  2. Develop a definition of fossil with the class.
    - The preserved remains of prehistoric plants or animals. 
  3. Introduce the challenge.


The Challenge

  1. Create a fossil using shells, small toys and greenery.
  2. Use colour to create contrast.
  3. Explain how fossils are formed.
  4. Demonstrate technical accomplishment.
  5. Support your ideas with evidence found in the works.

The Process

  1. Make sure everyone understands the challenge.
  2. Establish success criteria with your students, for example,
    - fossil includes at least 3 objects
    - contrasting colours make objects stand out against the background
    - accurate explanation of how fossils are formed
    - objects in fossil are easy to identify
    - effective painting technique
    - fossil is in good condition
  3. Guide students through the steps outlined in this lesson plan.
  4. Observe students as they work. 
  5. Provide individual assistance and encouragement.

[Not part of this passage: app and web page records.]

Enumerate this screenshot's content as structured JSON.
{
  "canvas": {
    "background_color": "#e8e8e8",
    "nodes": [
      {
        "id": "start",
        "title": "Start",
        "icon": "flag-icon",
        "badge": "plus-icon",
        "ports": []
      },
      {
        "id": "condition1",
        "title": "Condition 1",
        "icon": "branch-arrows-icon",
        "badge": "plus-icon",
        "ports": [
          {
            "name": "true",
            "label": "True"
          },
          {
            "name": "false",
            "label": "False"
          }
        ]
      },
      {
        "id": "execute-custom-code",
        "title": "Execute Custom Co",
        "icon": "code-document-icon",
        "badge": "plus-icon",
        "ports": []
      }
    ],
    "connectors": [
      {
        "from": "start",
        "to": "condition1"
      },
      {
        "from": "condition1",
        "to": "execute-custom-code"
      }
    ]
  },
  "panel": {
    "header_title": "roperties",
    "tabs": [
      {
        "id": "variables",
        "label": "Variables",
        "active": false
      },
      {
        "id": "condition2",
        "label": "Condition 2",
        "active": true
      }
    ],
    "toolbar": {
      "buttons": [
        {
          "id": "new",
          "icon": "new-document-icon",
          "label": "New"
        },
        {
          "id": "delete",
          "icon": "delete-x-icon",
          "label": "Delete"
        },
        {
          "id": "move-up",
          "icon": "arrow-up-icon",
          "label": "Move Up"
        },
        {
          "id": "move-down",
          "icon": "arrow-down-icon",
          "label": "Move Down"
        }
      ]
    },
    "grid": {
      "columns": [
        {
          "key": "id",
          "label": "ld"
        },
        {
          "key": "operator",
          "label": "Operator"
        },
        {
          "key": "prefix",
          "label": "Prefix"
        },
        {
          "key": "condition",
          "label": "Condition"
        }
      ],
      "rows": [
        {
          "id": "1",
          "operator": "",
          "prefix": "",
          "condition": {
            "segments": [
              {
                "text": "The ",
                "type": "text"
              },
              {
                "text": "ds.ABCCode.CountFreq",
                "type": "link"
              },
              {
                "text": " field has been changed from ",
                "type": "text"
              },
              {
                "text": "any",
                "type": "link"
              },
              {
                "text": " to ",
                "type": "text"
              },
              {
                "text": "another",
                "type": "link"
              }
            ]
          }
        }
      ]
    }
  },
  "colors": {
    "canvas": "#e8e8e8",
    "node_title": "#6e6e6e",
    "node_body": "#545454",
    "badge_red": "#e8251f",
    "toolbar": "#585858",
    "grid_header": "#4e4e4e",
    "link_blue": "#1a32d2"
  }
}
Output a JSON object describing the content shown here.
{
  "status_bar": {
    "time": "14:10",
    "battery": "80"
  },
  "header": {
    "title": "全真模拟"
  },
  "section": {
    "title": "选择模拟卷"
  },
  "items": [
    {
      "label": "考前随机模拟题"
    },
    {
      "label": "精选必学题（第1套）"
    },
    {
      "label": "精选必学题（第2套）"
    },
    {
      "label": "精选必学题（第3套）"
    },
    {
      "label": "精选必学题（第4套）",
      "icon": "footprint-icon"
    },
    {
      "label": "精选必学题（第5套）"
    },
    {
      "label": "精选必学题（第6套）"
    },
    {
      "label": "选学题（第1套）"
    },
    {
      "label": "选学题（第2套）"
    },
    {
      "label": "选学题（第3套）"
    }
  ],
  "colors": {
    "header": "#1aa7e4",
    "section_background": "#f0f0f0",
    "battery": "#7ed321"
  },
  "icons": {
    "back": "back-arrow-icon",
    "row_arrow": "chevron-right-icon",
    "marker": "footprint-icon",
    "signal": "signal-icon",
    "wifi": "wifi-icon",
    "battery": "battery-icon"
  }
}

  1. Place students into small groups. 
  2. Ask them to: 
    - Share their work and discuss the things that are especially effective in the fossils and why.
    - Talk about what they found difficult and what they found easy to do.
    - Talk about what they learned about fossils by doing this project.
  3. Share ideas with the whole class. 
  4. Ask students to tell how they felt about doing this project.


  1. Observe students as they work – thoughtful focus, discriminating, seeking more information, elaborating, experimenting.
  2. Observe students as they discuss their fossils – speaks with a clear voice, looks at audience while speaking, points to areas in the fossil, provides accurate information, answers questions from the audience effectively.
  3. Observe students as they listen – looks at presenter, asks effective questions, supports ideas with evidence found in the artwork.
  4. Use a checklist to track progress. (Downloads – Fossil_tracking.pdf)
  5. Have students use the self-assessment form to evaluate their work. (Downloads – Fossil_self-assessment.pdf)